Required action
Where the word "concurrent" shows up in the entries below, please copy the whole line.

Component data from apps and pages

....................

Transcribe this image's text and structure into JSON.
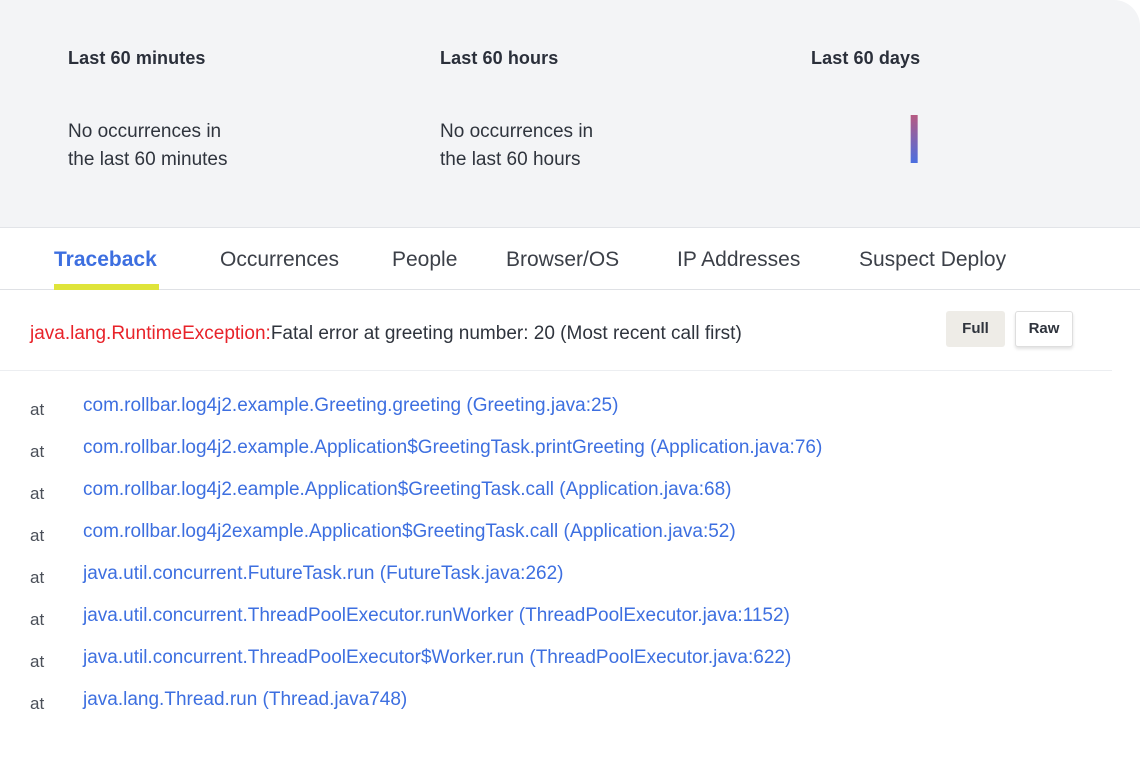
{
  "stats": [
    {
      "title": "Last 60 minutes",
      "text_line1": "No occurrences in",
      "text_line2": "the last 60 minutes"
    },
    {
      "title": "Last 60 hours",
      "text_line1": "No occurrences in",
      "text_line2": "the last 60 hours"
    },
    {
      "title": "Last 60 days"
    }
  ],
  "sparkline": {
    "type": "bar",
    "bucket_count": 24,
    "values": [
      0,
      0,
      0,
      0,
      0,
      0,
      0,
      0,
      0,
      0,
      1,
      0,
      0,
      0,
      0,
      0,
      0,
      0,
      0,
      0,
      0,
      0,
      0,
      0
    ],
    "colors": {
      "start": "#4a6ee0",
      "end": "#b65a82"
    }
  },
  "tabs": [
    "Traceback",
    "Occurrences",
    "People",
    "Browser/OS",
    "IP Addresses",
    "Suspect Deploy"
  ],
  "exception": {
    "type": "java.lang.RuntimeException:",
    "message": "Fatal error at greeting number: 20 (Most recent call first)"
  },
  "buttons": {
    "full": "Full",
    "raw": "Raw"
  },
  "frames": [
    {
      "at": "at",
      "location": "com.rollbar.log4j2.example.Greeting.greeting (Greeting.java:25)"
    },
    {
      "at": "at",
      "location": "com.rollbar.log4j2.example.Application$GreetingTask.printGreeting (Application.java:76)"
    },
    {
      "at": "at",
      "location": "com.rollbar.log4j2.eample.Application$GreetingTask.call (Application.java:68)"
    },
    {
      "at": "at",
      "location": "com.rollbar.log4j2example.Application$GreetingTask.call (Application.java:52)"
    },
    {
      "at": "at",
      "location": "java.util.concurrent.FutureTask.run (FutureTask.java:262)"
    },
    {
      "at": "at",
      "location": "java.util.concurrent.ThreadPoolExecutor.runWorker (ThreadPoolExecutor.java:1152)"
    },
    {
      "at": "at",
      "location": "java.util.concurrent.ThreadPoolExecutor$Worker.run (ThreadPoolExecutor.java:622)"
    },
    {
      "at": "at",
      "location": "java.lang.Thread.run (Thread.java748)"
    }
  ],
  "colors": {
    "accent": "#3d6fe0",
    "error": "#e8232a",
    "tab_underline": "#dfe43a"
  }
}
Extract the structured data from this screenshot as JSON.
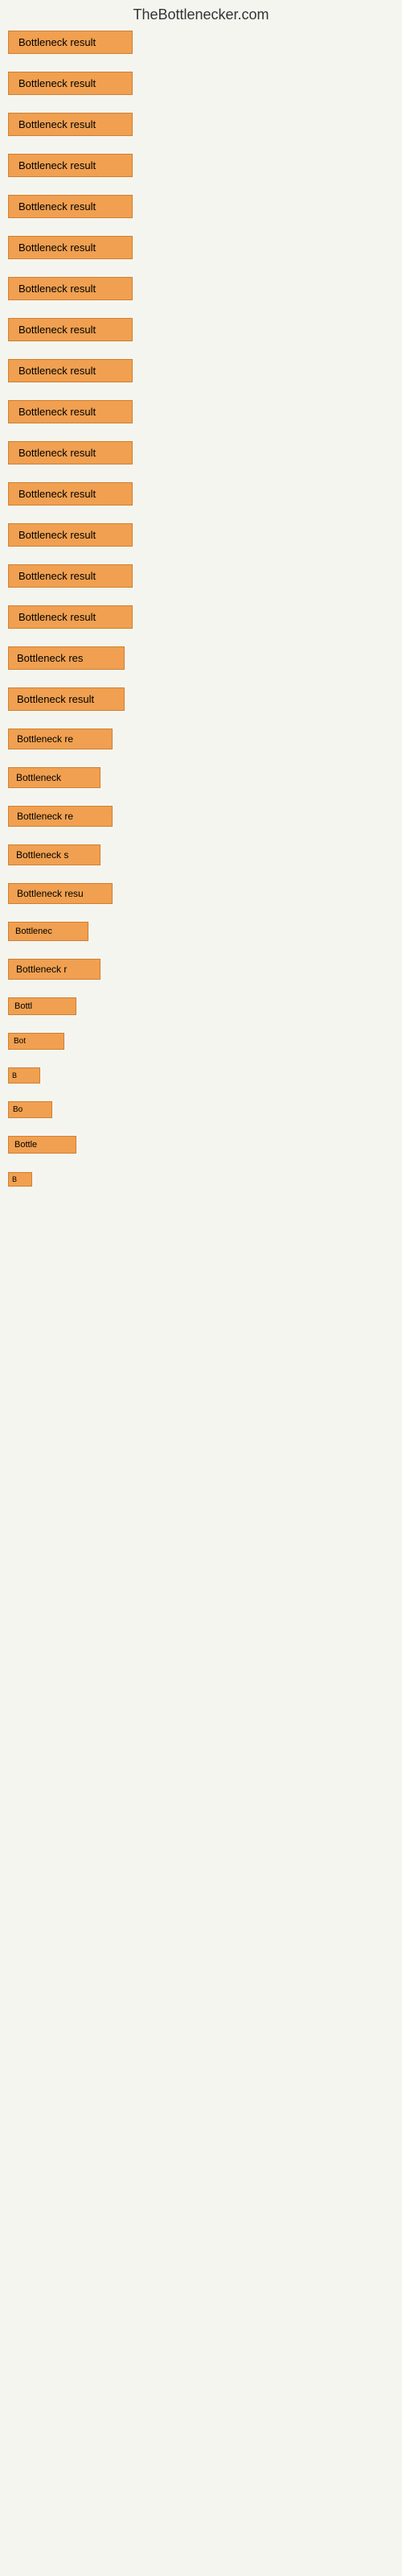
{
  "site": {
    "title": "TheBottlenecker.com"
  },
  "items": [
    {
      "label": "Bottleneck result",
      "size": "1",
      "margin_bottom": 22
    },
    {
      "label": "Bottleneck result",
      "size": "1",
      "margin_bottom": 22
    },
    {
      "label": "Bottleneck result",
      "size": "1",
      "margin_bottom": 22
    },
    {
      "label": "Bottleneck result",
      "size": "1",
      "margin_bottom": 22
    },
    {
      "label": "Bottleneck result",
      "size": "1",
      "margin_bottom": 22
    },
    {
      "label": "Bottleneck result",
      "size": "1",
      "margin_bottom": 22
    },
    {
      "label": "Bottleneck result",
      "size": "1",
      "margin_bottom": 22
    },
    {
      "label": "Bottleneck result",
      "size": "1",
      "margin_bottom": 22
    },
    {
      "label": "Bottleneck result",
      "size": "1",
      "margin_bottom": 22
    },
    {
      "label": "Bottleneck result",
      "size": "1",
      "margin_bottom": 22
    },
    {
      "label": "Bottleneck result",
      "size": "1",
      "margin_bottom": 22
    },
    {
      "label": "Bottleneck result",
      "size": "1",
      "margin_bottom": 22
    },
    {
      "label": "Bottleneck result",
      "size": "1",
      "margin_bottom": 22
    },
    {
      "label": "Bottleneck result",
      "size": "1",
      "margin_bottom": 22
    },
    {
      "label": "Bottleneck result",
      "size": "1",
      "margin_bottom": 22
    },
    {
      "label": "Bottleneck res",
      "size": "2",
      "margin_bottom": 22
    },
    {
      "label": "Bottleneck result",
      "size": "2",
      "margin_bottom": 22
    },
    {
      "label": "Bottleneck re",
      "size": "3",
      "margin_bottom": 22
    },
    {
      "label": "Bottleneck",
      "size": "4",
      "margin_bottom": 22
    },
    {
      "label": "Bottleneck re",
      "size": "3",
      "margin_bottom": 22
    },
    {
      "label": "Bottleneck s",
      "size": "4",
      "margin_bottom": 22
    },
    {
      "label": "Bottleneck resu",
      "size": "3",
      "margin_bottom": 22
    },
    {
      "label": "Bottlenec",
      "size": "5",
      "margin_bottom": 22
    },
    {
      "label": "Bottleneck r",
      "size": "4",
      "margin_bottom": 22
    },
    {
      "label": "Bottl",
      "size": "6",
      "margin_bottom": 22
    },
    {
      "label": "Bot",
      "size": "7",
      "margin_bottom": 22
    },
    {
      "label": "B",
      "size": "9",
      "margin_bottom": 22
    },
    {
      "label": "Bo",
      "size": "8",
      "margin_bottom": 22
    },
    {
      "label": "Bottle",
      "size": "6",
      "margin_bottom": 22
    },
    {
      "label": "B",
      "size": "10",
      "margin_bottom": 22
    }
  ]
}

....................

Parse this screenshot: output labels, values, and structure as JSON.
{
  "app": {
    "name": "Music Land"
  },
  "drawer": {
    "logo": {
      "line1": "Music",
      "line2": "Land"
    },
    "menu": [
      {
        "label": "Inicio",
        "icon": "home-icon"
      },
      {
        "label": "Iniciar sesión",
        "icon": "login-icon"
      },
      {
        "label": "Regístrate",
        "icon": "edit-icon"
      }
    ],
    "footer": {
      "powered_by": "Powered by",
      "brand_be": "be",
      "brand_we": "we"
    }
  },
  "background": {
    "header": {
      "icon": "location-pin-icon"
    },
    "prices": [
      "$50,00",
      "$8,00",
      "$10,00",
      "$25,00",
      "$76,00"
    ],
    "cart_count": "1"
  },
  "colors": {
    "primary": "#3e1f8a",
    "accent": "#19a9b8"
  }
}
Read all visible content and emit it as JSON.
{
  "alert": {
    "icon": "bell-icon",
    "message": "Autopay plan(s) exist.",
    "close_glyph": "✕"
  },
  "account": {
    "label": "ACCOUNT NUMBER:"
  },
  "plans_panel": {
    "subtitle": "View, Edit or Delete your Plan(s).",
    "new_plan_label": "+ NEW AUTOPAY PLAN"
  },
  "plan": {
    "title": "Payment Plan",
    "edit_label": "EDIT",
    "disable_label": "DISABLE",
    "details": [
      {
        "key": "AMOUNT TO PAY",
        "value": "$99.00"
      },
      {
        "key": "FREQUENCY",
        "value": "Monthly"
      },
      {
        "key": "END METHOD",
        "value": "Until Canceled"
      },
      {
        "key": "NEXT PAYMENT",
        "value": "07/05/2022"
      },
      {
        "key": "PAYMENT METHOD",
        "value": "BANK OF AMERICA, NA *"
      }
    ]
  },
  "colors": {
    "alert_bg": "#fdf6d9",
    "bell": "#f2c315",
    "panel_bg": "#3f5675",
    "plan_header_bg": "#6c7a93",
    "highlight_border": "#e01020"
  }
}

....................

Your solution
      "location": "java.util.concurrent.FutureTask.run (FutureTask.java:262)"
      "location": "java.util.concurrent.ThreadPoolExecutor.runWorker (ThreadPoolExecutor.java:1152)"
      "location": "java.util.concurrent.ThreadPoolExecutor$Worker.run (ThreadPoolExecutor.java:622)"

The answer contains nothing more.